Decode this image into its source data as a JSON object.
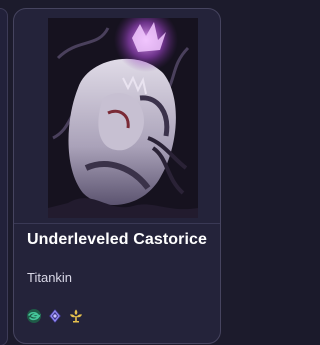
{
  "card": {
    "title": "Underleveled Castorice",
    "subtitle": "Titankin",
    "trait_icons": [
      "wind-element-icon",
      "quantum-path-icon",
      "harmony-path-icon"
    ]
  },
  "colors": {
    "card_background": "#24233a",
    "card_border": "#46445f",
    "title_text": "#ffffff",
    "subtitle_text": "#d8d7e6",
    "wind_icon": "#45c79a",
    "quantum_icon": "#8f86f2",
    "harmony_icon": "#e6c14d"
  }
}
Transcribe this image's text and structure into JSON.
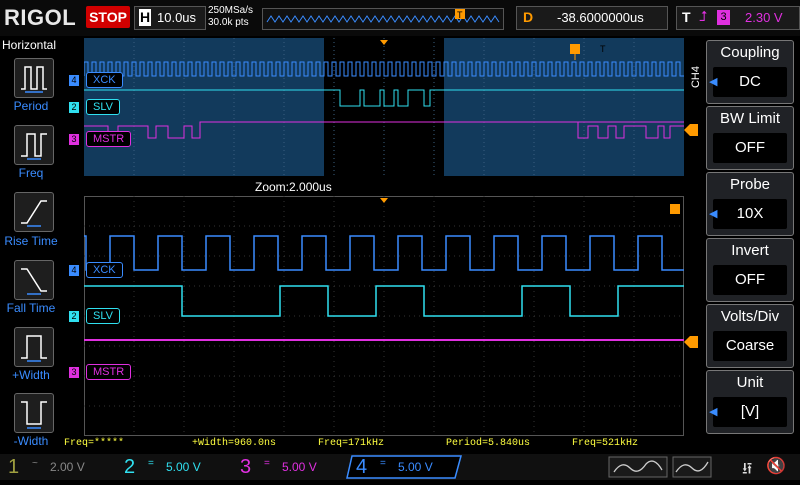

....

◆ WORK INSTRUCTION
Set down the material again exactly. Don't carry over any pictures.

◆ THE COMPLETED TASK
Decode this image into its source data as a JSON object.
{
  "card": {
    "title": "Underleveled Castorice",
    "subtitle": "Titankin",
    "trait_icons": [
      "wind-element-icon",
      "quantum-path-icon",
      "harmony-path-icon"
    ]
  },
  "colors": {
    "card_background": "#24233a",
    "card_border": "#46445f",
    "title_text": "#ffffff",
    "subtitle_text": "#d8d7e6",
    "wind_icon": "#45c79a",
    "quantum_icon": "#8f86f2",
    "harmony_icon": "#e6c14d"
  }
}
Transcribe this image's text and structure into JSON.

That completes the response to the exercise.